Work order:
Below are some records. Pull every line that contains the word "Computerverwaltung".

(Records from a dataset)
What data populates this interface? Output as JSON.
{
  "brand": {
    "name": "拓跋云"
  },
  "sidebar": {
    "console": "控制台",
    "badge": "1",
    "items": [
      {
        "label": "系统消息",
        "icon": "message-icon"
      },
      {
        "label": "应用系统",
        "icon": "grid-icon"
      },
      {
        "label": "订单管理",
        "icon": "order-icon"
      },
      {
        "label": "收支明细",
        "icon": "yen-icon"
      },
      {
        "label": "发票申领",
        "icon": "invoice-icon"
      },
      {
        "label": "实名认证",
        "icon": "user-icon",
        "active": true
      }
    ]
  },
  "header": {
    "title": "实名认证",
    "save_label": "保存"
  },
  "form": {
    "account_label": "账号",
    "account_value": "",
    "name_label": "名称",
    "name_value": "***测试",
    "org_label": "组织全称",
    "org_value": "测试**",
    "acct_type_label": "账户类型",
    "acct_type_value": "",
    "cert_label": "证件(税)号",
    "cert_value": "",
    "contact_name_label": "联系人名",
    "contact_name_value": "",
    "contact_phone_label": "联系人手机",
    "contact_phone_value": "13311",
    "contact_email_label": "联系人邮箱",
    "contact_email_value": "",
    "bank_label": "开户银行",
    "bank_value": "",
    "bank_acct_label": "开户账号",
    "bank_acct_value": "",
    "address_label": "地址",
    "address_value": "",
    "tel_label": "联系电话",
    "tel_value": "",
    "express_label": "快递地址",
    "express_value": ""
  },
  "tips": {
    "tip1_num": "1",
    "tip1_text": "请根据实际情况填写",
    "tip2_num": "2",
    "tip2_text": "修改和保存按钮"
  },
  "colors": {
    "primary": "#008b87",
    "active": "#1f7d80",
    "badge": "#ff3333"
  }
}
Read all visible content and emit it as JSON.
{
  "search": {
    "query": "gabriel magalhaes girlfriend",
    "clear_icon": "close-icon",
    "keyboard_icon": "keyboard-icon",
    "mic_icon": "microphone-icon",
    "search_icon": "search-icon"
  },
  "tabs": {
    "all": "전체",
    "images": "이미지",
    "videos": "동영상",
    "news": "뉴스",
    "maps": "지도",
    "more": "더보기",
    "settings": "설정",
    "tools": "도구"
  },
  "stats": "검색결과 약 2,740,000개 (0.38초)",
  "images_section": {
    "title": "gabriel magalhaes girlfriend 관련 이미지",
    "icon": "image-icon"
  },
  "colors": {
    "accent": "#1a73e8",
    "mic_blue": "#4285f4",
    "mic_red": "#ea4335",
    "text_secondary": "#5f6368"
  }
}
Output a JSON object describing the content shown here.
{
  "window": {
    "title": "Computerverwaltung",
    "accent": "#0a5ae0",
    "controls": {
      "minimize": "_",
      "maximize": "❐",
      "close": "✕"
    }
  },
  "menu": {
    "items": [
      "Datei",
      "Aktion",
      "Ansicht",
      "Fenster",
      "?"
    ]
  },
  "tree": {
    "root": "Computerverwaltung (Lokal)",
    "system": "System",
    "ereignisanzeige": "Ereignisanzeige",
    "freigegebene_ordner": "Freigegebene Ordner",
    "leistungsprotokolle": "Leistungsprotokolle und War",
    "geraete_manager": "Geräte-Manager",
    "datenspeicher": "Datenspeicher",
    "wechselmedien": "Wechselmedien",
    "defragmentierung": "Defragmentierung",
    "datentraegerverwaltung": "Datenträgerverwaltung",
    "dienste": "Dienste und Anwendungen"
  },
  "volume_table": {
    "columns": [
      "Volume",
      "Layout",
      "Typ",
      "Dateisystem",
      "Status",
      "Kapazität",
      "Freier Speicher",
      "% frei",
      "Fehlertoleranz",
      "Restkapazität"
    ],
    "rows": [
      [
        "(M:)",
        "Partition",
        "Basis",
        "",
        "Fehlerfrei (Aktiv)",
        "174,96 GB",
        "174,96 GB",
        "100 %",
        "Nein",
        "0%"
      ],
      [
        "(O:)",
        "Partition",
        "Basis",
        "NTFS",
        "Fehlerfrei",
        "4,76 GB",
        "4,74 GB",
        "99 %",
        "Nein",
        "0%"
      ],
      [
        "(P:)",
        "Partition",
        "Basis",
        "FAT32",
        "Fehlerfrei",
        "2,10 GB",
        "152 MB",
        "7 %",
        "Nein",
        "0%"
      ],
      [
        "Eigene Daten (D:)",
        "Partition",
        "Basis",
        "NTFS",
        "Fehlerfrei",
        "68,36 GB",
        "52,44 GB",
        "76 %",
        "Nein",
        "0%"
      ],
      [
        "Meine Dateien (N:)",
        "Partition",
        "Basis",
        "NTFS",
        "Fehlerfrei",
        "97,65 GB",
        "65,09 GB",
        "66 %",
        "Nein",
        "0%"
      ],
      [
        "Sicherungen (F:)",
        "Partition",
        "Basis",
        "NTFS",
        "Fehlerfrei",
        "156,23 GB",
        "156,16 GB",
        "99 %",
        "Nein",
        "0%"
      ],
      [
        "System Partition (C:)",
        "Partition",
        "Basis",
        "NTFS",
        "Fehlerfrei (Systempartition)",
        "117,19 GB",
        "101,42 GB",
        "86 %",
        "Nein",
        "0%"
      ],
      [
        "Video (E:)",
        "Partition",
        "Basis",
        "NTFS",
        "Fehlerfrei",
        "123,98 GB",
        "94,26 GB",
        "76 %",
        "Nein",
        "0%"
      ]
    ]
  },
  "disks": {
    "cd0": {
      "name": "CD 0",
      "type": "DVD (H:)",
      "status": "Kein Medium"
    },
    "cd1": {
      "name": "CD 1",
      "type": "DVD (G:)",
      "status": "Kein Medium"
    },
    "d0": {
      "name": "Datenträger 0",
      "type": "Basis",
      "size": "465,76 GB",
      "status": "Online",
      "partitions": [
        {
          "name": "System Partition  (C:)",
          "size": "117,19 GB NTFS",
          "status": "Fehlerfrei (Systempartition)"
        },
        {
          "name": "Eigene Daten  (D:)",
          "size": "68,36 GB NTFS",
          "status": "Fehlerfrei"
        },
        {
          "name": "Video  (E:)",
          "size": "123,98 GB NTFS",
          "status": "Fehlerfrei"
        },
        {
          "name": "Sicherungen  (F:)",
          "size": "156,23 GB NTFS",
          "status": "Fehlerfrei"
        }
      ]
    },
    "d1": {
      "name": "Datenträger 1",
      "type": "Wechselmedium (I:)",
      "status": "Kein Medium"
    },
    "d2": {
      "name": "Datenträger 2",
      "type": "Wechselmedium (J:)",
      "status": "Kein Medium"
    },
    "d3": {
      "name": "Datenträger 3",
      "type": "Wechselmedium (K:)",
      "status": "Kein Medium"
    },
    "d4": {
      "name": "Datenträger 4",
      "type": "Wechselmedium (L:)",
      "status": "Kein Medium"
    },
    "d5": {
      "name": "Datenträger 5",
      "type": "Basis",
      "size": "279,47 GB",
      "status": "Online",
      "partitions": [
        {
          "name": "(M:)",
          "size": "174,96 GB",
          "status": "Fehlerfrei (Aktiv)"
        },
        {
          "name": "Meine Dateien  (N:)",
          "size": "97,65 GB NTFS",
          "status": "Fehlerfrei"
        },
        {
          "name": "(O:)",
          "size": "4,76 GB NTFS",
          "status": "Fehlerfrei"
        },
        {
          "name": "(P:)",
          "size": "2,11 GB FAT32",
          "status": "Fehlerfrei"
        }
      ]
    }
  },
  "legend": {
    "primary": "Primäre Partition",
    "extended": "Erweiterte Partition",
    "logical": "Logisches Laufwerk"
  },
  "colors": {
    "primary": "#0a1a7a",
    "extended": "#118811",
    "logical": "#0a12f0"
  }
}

Answer to this problem:
    "title": "Computerverwaltung",
    "root": "Computerverwaltung (Lokal)",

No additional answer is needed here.